|Nepa apiculata crossing the road in Shelburne, VT|
Amphibian migration season is here, and many people have been spending their nights helping frogs and salamanders cross the road. While assisting these four-legged critters, it is not uncommon to see six-legged, eight-legged, or even no-legged critters, too! At the Shelburne Pond crossing, a very unusual arthropod was recently spotted; the waterscorpion Nepa apiculata.
Despite their misleading name, waterscorpions are not scorpions, but insects in the “true bug” order Heteroptera. What looks like a stinger on their posterior is actually a snorkel-like breathing tube that they use to get oxygen without sticking their heads above the waterline. They have no stinger and cannot bite, so to avoid predations they simply blend in.
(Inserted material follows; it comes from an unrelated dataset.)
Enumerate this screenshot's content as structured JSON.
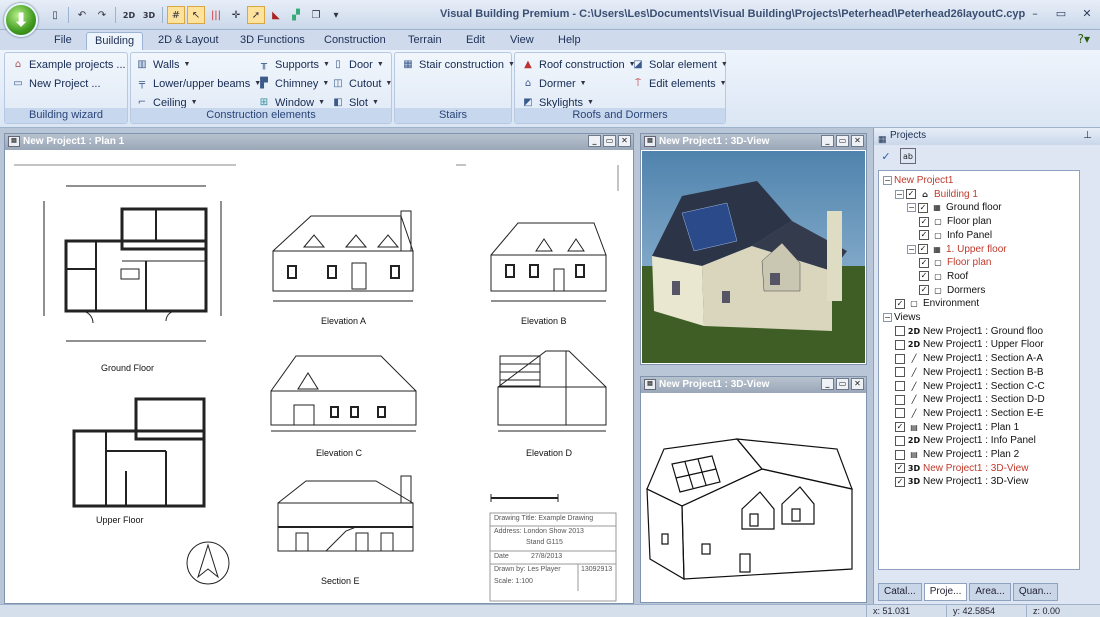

Most species of waterscorpions are long and skinny and resemble aquatic walking sticks, but Nepa apiculata has a highly modified body that resembles a dead leaf. The dark brown abdomen even has a netted pattern, resembling leaf veins!
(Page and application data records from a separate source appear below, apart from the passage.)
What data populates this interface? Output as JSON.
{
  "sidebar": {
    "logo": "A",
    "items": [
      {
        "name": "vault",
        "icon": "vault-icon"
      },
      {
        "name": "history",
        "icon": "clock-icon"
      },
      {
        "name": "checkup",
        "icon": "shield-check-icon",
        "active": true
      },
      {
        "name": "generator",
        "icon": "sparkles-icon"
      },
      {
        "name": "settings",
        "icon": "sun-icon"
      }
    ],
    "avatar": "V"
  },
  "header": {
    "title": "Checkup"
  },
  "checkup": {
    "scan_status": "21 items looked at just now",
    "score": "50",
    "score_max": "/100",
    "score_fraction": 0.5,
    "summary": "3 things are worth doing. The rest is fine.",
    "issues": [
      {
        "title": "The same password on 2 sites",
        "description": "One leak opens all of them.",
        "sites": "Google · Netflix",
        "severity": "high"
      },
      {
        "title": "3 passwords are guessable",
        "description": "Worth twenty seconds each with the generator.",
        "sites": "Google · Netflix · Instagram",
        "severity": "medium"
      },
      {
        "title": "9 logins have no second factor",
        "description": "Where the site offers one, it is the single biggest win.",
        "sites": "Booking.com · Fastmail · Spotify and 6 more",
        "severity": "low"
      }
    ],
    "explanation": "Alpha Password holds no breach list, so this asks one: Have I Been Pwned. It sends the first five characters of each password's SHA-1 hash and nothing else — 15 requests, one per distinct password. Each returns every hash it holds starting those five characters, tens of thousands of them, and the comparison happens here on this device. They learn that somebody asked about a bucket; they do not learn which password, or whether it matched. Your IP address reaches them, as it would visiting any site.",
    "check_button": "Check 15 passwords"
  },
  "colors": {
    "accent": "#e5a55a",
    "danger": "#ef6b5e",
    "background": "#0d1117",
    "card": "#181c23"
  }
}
In addition to using their camouflage to hide, waterscorpions use it to ambush prey. They grab smaller organisms with their front legs, which look like giant mandibles, and suck out the juices with their piercing mouth parts.
|A Six-spotted Fishing Spider (D. triton)|
crossing a road in Shelburne, VT
While Nepa apiculata is widespread, entomologists describe it as being rarely encountered; yet four have been found during amphibian monitoring over the past two years. People have many special experiences while helping amphibians during their migratory season. In addition to spotting waterscorpions, other surprise encounters include hooting owls, howling coyotes, and slithering snakes. You never know what you’ll see on a “big night”!